- **WHAT IS NEEDED**
When a line of the entries contains "Method", please list that line.

[Items from an interface collection]
• • • • • • •
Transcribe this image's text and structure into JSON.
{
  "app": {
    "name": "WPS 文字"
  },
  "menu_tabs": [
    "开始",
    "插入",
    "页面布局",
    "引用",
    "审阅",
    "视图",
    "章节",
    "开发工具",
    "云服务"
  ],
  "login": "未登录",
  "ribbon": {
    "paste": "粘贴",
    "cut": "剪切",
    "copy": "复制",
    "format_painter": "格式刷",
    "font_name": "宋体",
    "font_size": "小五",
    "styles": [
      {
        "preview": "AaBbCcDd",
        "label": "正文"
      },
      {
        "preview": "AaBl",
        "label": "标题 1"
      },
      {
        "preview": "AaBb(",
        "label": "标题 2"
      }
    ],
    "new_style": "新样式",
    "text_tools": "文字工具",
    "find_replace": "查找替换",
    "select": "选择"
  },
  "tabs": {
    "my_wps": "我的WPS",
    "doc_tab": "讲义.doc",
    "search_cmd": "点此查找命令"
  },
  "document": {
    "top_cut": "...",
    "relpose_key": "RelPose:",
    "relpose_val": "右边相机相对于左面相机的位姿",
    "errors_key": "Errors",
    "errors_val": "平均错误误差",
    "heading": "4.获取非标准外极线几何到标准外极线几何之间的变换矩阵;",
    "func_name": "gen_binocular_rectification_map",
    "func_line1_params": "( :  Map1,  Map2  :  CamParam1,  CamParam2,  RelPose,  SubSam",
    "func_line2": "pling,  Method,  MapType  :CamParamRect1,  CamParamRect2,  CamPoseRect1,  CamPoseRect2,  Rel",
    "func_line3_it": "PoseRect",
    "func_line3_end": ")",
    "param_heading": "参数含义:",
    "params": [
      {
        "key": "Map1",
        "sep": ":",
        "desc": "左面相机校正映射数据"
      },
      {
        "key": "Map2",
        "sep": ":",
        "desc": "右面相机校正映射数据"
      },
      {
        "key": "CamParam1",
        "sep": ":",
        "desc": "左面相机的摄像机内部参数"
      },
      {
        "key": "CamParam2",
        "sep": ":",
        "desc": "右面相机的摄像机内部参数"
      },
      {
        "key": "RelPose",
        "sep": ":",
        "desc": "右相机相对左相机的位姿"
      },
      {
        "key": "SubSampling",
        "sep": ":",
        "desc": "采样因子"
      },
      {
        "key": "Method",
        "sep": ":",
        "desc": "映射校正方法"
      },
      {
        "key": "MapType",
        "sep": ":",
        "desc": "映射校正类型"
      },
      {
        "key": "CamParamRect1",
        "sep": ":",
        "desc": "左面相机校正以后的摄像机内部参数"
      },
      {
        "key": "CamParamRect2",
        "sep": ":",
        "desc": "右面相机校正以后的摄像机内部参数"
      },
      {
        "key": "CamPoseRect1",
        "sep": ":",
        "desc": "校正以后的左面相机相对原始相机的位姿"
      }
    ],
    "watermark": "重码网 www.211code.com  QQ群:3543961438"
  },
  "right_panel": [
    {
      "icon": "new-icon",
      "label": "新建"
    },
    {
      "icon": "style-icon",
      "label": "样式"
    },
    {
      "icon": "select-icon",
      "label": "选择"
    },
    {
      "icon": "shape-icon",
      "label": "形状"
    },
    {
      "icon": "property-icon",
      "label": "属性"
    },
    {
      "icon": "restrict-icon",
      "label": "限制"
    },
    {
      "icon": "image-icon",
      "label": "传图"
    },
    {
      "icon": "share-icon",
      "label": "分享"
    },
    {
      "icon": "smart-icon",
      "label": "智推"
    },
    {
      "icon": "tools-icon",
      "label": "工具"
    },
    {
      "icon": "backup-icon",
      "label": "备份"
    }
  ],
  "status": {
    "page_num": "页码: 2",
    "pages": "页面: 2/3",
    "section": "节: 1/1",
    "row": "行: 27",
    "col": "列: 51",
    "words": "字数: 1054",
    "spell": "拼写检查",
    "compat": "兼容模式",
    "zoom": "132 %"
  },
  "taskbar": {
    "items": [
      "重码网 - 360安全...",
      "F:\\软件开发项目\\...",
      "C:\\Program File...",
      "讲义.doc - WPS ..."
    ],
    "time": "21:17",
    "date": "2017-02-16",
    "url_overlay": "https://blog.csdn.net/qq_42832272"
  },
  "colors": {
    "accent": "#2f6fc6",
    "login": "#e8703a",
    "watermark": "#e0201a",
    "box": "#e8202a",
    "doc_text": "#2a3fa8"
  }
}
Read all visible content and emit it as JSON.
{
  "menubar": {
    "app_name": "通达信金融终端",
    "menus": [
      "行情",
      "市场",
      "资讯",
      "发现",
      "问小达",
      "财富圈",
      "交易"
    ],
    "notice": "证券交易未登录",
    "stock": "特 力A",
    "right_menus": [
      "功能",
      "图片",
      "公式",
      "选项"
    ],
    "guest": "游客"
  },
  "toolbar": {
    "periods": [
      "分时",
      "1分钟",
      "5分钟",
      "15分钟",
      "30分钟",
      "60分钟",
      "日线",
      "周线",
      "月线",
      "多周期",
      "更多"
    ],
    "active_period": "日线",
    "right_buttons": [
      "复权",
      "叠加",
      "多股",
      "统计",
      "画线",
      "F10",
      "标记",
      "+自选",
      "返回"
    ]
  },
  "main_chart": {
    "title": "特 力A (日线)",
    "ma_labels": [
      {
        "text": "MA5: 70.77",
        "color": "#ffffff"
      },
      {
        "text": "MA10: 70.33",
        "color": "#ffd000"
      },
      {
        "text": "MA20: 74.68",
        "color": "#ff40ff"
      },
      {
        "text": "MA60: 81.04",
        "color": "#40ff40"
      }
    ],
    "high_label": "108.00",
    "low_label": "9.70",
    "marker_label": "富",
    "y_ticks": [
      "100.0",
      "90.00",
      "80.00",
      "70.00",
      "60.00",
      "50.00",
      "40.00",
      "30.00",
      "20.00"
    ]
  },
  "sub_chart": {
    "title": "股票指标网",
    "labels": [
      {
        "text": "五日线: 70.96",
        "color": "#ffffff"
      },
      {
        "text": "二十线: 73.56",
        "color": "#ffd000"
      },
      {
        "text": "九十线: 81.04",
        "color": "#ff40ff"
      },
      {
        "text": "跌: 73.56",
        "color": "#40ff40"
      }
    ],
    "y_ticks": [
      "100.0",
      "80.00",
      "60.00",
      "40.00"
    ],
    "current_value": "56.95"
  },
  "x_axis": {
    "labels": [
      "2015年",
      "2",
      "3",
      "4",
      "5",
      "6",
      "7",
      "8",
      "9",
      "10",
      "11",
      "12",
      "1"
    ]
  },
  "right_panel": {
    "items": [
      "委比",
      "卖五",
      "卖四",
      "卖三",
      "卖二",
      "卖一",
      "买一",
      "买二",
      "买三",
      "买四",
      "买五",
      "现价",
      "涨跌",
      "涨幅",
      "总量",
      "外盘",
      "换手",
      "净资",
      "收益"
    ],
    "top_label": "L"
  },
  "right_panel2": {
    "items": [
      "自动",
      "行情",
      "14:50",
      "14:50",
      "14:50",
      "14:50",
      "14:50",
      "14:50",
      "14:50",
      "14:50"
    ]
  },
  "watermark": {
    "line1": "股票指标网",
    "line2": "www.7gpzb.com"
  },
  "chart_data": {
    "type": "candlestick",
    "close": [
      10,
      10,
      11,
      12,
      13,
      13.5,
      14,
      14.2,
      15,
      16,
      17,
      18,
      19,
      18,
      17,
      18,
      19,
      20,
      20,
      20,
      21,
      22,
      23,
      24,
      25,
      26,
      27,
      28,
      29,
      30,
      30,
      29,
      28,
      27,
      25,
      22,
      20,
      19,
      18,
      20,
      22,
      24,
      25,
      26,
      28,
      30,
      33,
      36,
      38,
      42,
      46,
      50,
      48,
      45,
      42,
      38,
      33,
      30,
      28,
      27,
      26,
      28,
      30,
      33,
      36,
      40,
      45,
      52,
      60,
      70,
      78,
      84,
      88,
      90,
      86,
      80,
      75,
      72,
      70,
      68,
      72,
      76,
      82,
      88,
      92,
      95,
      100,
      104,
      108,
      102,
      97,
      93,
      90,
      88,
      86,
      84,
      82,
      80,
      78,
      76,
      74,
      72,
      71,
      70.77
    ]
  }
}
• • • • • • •
- **EXERCISE SOLUTION**
    "func_line2": "pling,  Method,  MapType  :CamParamRect1,  CamParamRect2,  CamPoseRect1,  CamPoseRect2,  Rel",
        "key": "Method",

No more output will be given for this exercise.